Besides consumers, the two biggest business sectors that will be hit are the auto industry and the agriculture sector. “Motor vehicles and motor vehicle parts accounted for one-third of the value of all US imports from Mexico, and much of that cross-border trade was in unfinished product,” said Ikenson.
“In other words, the factory floor spans the US-Mexican border, so imposing tariffs is akin to erecting a concrete wall through the middle of that factory.”
On Tuesday, Toyota Motor Corp told Reuters that the tariffs on Mexico could cost its major suppliers $1 billion. The tariffs will also not only create higher costs but also cause job losses as well.
According to a new report from the Perryman Group, an economic research firm, job losses would amount to nearly 406,000, and “the proposed tariffs would lead to an increase in direct costs of about $28.1 billion each year.”
Others also worry that the new tariffs will undermine the ongoing negotiations of the U.S.-Mexico-Canada Agreement (USMCA), which is the treaty that Trump intends to replace the North American Free Trade Agreement (NAFTA) with.
What Can Mexico Do?
While Trump remains adamant that he will implement the tariffs, Mexican officials remain more optimistic.
Mexico’s foreign minister, Marcelo Ebrard, is set to meet with Vice President Mike Pence in Washington to discuss the tariffs Wednesday, and Mexican authorities have said they are willing to cooperate but have pushed for talks rather than economic retaliation.
However, the question that remains is: how much can Mexico really do to stop the migrant flows? According to the Washington Post, Mexico has dramatically stepped up immigration enforcement recently.
The country has nearly tripled its monthly deportations since the beginning of 2019. Last month alone, they apprehended more than 22,000 unauthorized migrants, marking the highest monthly number in Mexicos history.
However, Mexico largely lacks resources to deal with the influx of migrants from Central America that travel to the country with hopes of getting asylum in the U.S. Mexico uses up a lot of its police and military resources combatting organized-crime groups and their immigration authorities are entirely overwhelmed.

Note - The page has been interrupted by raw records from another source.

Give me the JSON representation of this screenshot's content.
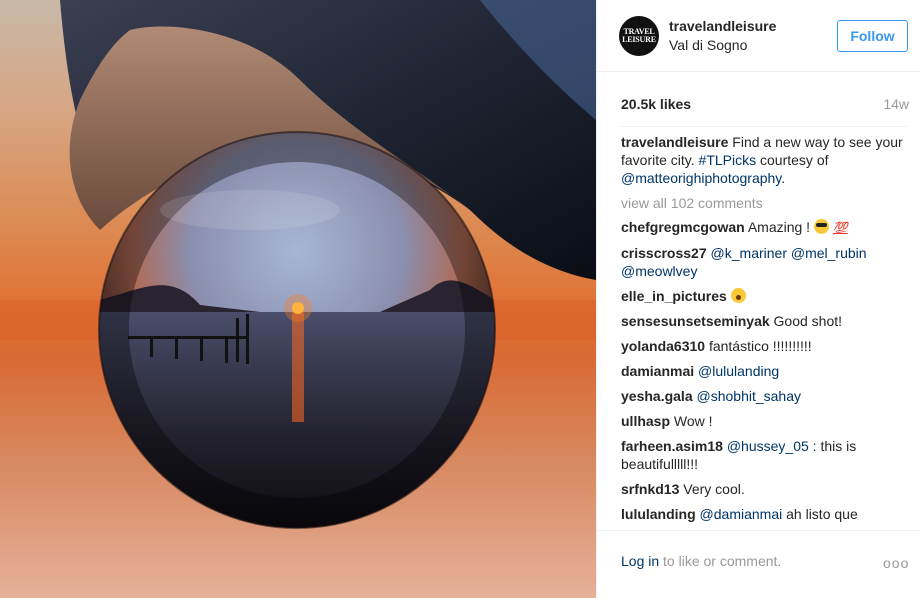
{
  "post": {
    "username": "travelandleisure",
    "location": "Val di Sogno",
    "avatar_text": [
      "TRAVEL",
      "LEISURE"
    ],
    "follow_label": "Follow",
    "likes": "20.5k likes",
    "age": "14w"
  },
  "caption": {
    "user": "travelandleisure",
    "text_1": "Find a new way to see your favorite city.",
    "hashtag": "#TLPicks",
    "text_2": "courtesy of",
    "mention": "@matteorighiphotography",
    "text_3": "."
  },
  "view_all_comments": "view all 102 comments",
  "comments": [
    {
      "user": "chefgregmcgowan",
      "text": "Amazing !"
    },
    {
      "user": "crisscross27",
      "mentions": [
        "@k_mariner",
        "@mel_rubin",
        "@meowlvey"
      ]
    },
    {
      "user": "elle_in_pictures",
      "text": ""
    },
    {
      "user": "sensesunsetseminyak",
      "text": "Good shot!"
    },
    {
      "user": "yolanda6310",
      "text": "fantástico !!!!!!!!!!"
    },
    {
      "user": "damianmai",
      "mention": "@lululanding"
    },
    {
      "user": "yesha.gala",
      "mention": "@shobhit_sahay"
    },
    {
      "user": "ullhasp",
      "text": "Wow !"
    },
    {
      "user": "farheen.asim18",
      "mention": "@hussey_05",
      "text": ": this is beautifulllll!!!"
    },
    {
      "user": "srfnkd13",
      "text": "Very cool."
    },
    {
      "user": "lululanding",
      "mention": "@damianmai",
      "text": "ah listo que"
    }
  ],
  "footer": {
    "login_link": "Log in",
    "login_text": "to like or comment.",
    "more_label": "ooo"
  },
  "icons": {
    "emoji_1": "sunglasses-emoji-icon",
    "emoji_2": "hundred-points-emoji-icon",
    "emoji_3": "surprised-face-emoji-icon",
    "more": "more-options-icon"
  },
  "colors": {
    "follow_blue": "#3897f0",
    "link_navy": "#003569",
    "muted": "#999999"
  }
}
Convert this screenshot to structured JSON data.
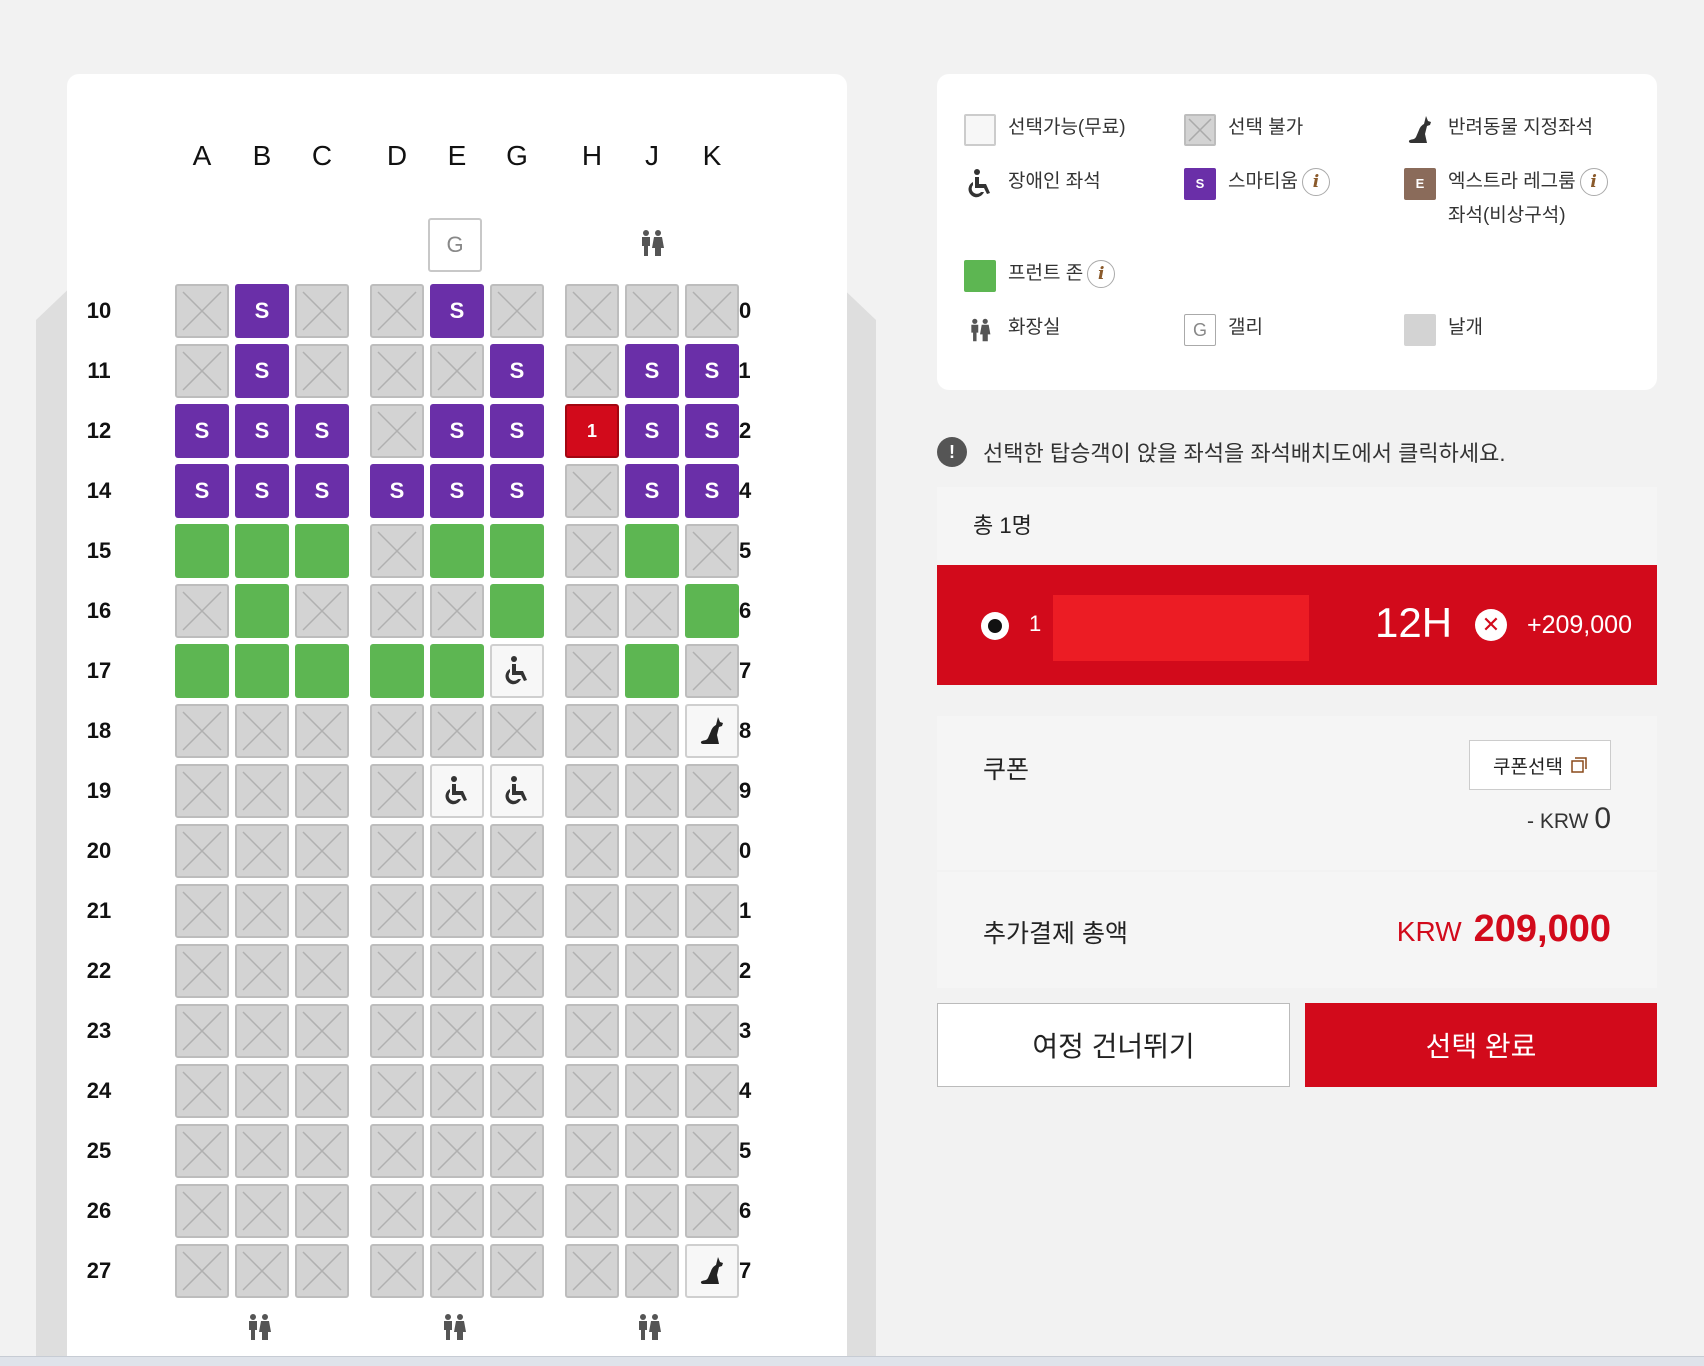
{
  "seatmap": {
    "columns": [
      "A",
      "B",
      "C",
      "D",
      "E",
      "G",
      "H",
      "J",
      "K"
    ],
    "galley_label": "G",
    "rows": [
      {
        "num": "10",
        "seats": [
          "X",
          "S",
          "X",
          "X",
          "S",
          "X",
          "X",
          "X",
          "X"
        ]
      },
      {
        "num": "11",
        "seats": [
          "X",
          "S",
          "X",
          "X",
          "X",
          "S",
          "X",
          "S",
          "S"
        ]
      },
      {
        "num": "12",
        "seats": [
          "S",
          "S",
          "S",
          "X",
          "S",
          "S",
          "SEL",
          "S",
          "S"
        ]
      },
      {
        "num": "14",
        "seats": [
          "S",
          "S",
          "S",
          "S",
          "S",
          "S",
          "X",
          "S",
          "S"
        ]
      },
      {
        "num": "15",
        "seats": [
          "F",
          "F",
          "F",
          "X",
          "F",
          "F",
          "X",
          "F",
          "X"
        ]
      },
      {
        "num": "16",
        "seats": [
          "X",
          "F",
          "X",
          "X",
          "X",
          "F",
          "X",
          "X",
          "F"
        ]
      },
      {
        "num": "17",
        "seats": [
          "F",
          "F",
          "F",
          "F",
          "F",
          "W",
          "X",
          "F",
          "X"
        ]
      },
      {
        "num": "18",
        "seats": [
          "X",
          "X",
          "X",
          "X",
          "X",
          "X",
          "X",
          "X",
          "P"
        ]
      },
      {
        "num": "19",
        "seats": [
          "X",
          "X",
          "X",
          "X",
          "W",
          "W",
          "X",
          "X",
          "X"
        ]
      },
      {
        "num": "20",
        "seats": [
          "X",
          "X",
          "X",
          "X",
          "X",
          "X",
          "X",
          "X",
          "X"
        ]
      },
      {
        "num": "21",
        "seats": [
          "X",
          "X",
          "X",
          "X",
          "X",
          "X",
          "X",
          "X",
          "X"
        ]
      },
      {
        "num": "22",
        "seats": [
          "X",
          "X",
          "X",
          "X",
          "X",
          "X",
          "X",
          "X",
          "X"
        ]
      },
      {
        "num": "23",
        "seats": [
          "X",
          "X",
          "X",
          "X",
          "X",
          "X",
          "X",
          "X",
          "X"
        ]
      },
      {
        "num": "24",
        "seats": [
          "X",
          "X",
          "X",
          "X",
          "X",
          "X",
          "X",
          "X",
          "X"
        ]
      },
      {
        "num": "25",
        "seats": [
          "X",
          "X",
          "X",
          "X",
          "X",
          "X",
          "X",
          "X",
          "X"
        ]
      },
      {
        "num": "26",
        "seats": [
          "X",
          "X",
          "X",
          "X",
          "X",
          "X",
          "X",
          "X",
          "X"
        ]
      },
      {
        "num": "27",
        "seats": [
          "X",
          "X",
          "X",
          "X",
          "X",
          "X",
          "X",
          "X",
          "P"
        ]
      }
    ],
    "smarteum_mark": "S",
    "selected_mark": "1"
  },
  "legend": {
    "available": "선택가능(무료)",
    "unavailable": "선택 불가",
    "pet": "반려동물 지정좌석",
    "disabled": "장애인 좌석",
    "smarteum": "스마티움",
    "smarteum_badge": "S",
    "extra_legroom": "엑스트라 레그룸",
    "extra_legroom_sub": "좌석(비상구석)",
    "extra_badge": "E",
    "front_zone": "프런트 존",
    "restroom": "화장실",
    "galley": "갤리",
    "galley_badge": "G",
    "wing": "날개",
    "info_mark": "i"
  },
  "notice": "선택한 탑승객이 앉을 좌석을 좌석배치도에서 클릭하세요.",
  "notice_icon": "!",
  "total_count": "총 1명",
  "passenger": {
    "num": "1",
    "seat": "12H",
    "price": "+209,000"
  },
  "coupon": {
    "label": "쿠폰",
    "button": "쿠폰선택",
    "prefix": "- KRW",
    "amount": "0"
  },
  "summary": {
    "label": "추가결제 총액",
    "currency": "KRW",
    "amount": "209,000"
  },
  "buttons": {
    "skip": "여정 건너뛰기",
    "done": "선택 완료"
  },
  "colors": {
    "smarteum": "#6a2fa8",
    "front_zone": "#5db652",
    "selected": "#d20a1b",
    "unavailable": "#d3d3d3"
  }
}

As of now, the Trump administration has not specifically said what Mexico can do to reverse the tariffs.